“But this award is going to a musher who showed true perseverance, class and grace,” he said.

“And his cheerful smile never faltered.”

Brent Sass, who stalled out less than 64 kilometres from the end, falling from fifth to seventh place, earned the Sportsmanship Award.

Sass ran into Kleedehn on Eagle Summit and after getting his team to the top, came back to help the Carcross musher get over the mountain.

“I don’t think anyone would have passed him up there,” said Sass.

“It was heart-wrenching.

“When I saw him stuck up there, I knew I’d get him over.

“That’s the best part of the Quest, it’s a race, but we all help each other.”

It wasn’t only mushers recognized at the closing banquet. A couple of Schnuelle’s leaders, Inuk and Nemo, also took a turn on the stage.

Raw steaks were given to the two golden harness recipients, but they weren’t very good at sharing.

Nemo gulped his down and then finished off Inuk’s, who had stage fright.

Japanese musher Yuka Honda, also had stage fright.

“But now I have beer, so it’s OK,” she said with a laugh.

Honda, who made it all the way to Mile 101 before she scratched, had trouble with her lead dog.

“She was sore,” she said.

It took Honda more than 20 hours to go 48 kilometres from Central to 101.

“I scratched three times and never finished,” she said.

“But maybe if I get money I will someday come back.”

Kyla Boivin also scratched after an encounter with Eagle summit.

There were high winds on the summit, said the Whitehorse musher.

“And I’d just dropped my main leader.”

The dogs had already run more than 1,100 kilometres, added Boivin.

“So there’s no point running them into the ground just to get a finisher’s patch and a pat on the back, when I can come back next year and run a happy team.”

Three-time champ Hans Gatt also decided to give his team a rest after running to Dawson.

He scratched because “all the way from Whitehorse there was nothing in my head but going to the Iditarod,” he said at the banquet.

The Quest is starting a week earlier next year, to give mushers a bit more time to rest before the start of the Iditarod.

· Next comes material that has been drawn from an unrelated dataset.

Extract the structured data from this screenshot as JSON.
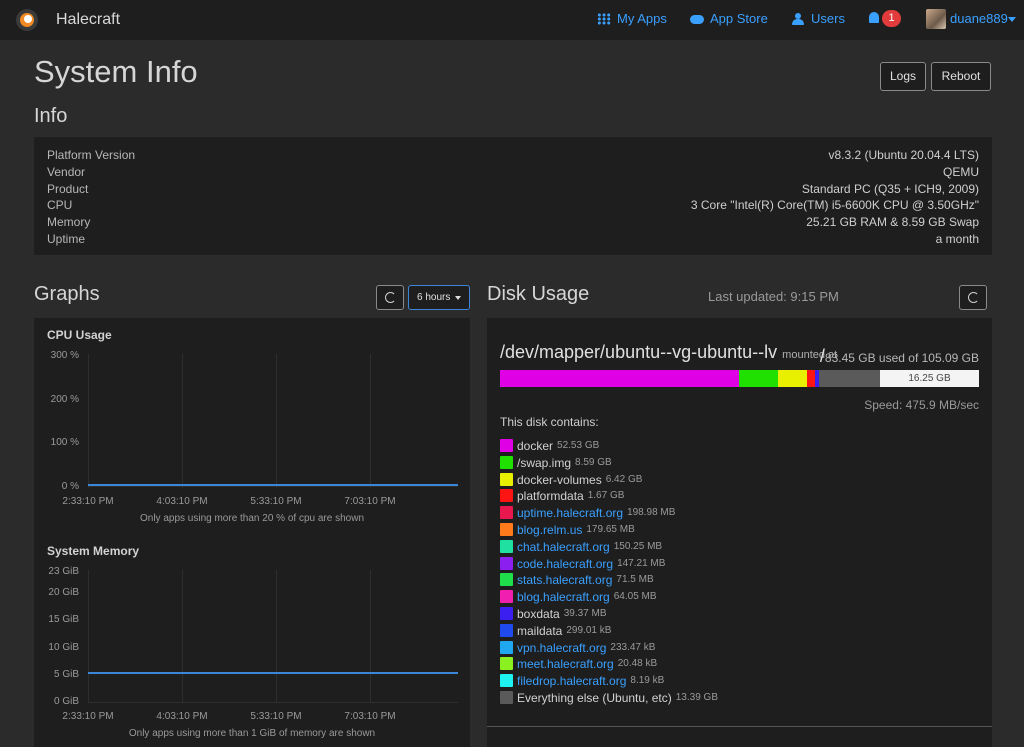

But if they stick to their guns, Neff, Kleedehn and Schnuelle won’t be back.

Contact Genesee Keevil at

gkeevil@yukon-news.com